My overview of the whole process to teach 3D printing:
Middle school is an amazing time for kids to start 3D printing.
Cheap 3D printers and design software that runs in a Chromebook browser make it easier than ever to dive into the world of 3d printing in the classroom! You can be an expert as you start to teach 3D printing with just a bit of practice! As long as you have internet-connected devices, all middle school STEM programs can include 3D design (and hopefully printing!).
Students are absolutely thrilled to design and print toys, gifts, custom parts, and parts for larger projects. This page is to help teachers get started designing and printing in the classroom.
Things you should know going into teaching 3D printing in your STEM Lab
Start with learning how to 3D design. Lesson plans included on this page.
Designing can be done by more students than you think – my youngest students made some cool stuff (rockets, trucks, fish) at 5 years old.

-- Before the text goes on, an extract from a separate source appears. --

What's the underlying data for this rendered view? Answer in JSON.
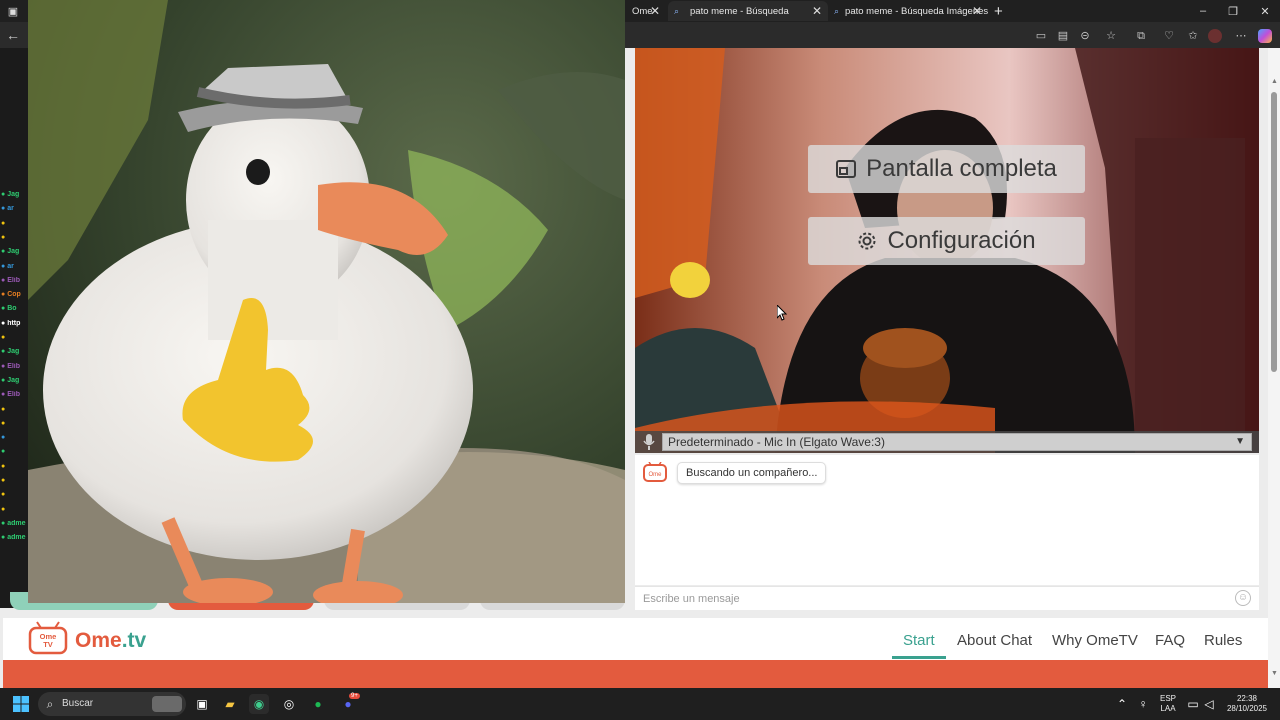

You can get started 3D designing on a Chromebook or anything with an internet browser. TinkerCAD is free and the most middle school student-friendly software available. Start here before you begin to teach 3D printing.
You do not have to have a 3D printer for this learning to be valuable, nor do you have to print everything that is designed. Kids can create all kinds of things and keep them as screenshots.

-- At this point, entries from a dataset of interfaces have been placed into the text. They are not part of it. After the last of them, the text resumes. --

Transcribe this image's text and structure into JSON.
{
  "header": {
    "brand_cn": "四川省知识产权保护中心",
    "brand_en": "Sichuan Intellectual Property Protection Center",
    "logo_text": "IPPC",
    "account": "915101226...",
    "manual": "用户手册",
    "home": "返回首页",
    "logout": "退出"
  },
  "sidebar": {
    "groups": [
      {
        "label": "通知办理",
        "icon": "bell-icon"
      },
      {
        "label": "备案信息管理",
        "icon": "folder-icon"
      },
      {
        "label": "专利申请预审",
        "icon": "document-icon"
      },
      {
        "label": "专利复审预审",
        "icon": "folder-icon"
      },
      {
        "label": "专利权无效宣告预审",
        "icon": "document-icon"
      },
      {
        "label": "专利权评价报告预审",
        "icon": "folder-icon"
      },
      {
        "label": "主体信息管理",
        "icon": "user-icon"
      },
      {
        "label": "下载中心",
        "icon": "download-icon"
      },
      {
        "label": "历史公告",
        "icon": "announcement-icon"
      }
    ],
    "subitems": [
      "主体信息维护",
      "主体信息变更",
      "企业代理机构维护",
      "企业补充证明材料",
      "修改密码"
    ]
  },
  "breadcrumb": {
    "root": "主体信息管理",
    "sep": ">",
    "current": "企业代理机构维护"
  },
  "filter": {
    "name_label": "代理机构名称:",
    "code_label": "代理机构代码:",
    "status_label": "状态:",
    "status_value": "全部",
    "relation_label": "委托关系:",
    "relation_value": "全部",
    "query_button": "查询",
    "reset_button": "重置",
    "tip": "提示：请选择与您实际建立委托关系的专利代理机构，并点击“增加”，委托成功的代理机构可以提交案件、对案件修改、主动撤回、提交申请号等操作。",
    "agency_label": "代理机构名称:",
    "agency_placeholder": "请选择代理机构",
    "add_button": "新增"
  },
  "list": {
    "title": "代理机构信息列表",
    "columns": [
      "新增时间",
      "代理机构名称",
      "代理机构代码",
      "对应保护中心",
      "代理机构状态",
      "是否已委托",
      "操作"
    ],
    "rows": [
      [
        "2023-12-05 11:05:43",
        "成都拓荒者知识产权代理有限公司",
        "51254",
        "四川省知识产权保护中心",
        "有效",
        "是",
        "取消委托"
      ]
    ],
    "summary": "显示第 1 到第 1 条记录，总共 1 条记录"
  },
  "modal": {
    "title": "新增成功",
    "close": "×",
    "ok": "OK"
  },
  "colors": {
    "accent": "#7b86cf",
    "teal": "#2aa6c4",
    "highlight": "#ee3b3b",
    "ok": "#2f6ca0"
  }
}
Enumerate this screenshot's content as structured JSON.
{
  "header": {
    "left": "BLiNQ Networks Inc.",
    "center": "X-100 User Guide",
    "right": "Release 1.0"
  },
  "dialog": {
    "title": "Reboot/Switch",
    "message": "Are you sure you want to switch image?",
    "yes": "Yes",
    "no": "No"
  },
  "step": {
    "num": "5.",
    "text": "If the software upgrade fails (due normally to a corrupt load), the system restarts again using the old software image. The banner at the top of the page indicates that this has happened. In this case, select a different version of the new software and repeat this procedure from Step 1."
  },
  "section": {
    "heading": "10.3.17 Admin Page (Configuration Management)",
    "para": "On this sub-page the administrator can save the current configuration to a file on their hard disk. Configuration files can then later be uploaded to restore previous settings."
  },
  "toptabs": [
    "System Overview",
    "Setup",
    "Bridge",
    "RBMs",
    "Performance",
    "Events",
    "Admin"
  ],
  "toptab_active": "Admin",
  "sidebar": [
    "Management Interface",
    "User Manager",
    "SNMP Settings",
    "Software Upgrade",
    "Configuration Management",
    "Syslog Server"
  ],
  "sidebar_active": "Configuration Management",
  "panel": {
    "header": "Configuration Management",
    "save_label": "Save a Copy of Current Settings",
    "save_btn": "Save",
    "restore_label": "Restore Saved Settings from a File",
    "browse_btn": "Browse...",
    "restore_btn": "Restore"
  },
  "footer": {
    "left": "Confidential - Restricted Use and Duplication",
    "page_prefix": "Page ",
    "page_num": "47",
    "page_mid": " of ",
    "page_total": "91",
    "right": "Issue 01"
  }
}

One 3D printer will be very busy with a class of creators. Most schools buy one expensive printer but I prefer a fleet of cheap printers. The downside to cheap printers is more maintenance and repairs.
You’ll have to learn how to use free slicing software to process the kids’ creations. These need to be set up for your specific printer(s). Once everything is set up, the process gets much simpler.
Everything about the above points is time-consuming but worth it. Once you get started, it gets easier to keep it running.
What software do I need to 3D print in my classroom?
Here is my video on advanced Cura settings. You’ll start to play with these as you start to get experience.
Here is what is included in the complete lesson plan document:
Teach 3D Printing – Outline of Included Lessons to get started
These are my lessons on starting 3D design.
Section 1: Getting Familiar (each lesson includes an in-depth video explanation)
- Getting Started and Controls
- Using the Workplane
- Grouping, solids, holes and color
- Other collections and Shape Generators
- Tools: Align, Flip, and Snap Grid
- Cool tool: Duplicate
- Practice and More Practice
Section 2: For Teachers – Getting Your Students Designing (each lesson includes a video explanation)
- Lesson Sequences
- Student Handouts (Both filled in and not filled in)
- Design Criteria for First Projects
- Turning in Projects
- Common Student Issues and FAQ
- Extra Resources
The most difficult thing that I needed to overcome as I started to teach 3D printing in my classroom was to design and print standalone objects. Students were disappointed with the size and quality of the ‘toys’s that they were printing. Finally, I learned to have the 3D printer augment other projects. Carboard masks, or popsicle stick projects are perfect for a 3D printed character. We make a larger project out of other materials and use the printer to make the small, detailed part that is the focus of the project.
3D printing is not as difficult as or as expensive as it seems. You will need to learn how to fix the printers. But besides that, it is pure fun!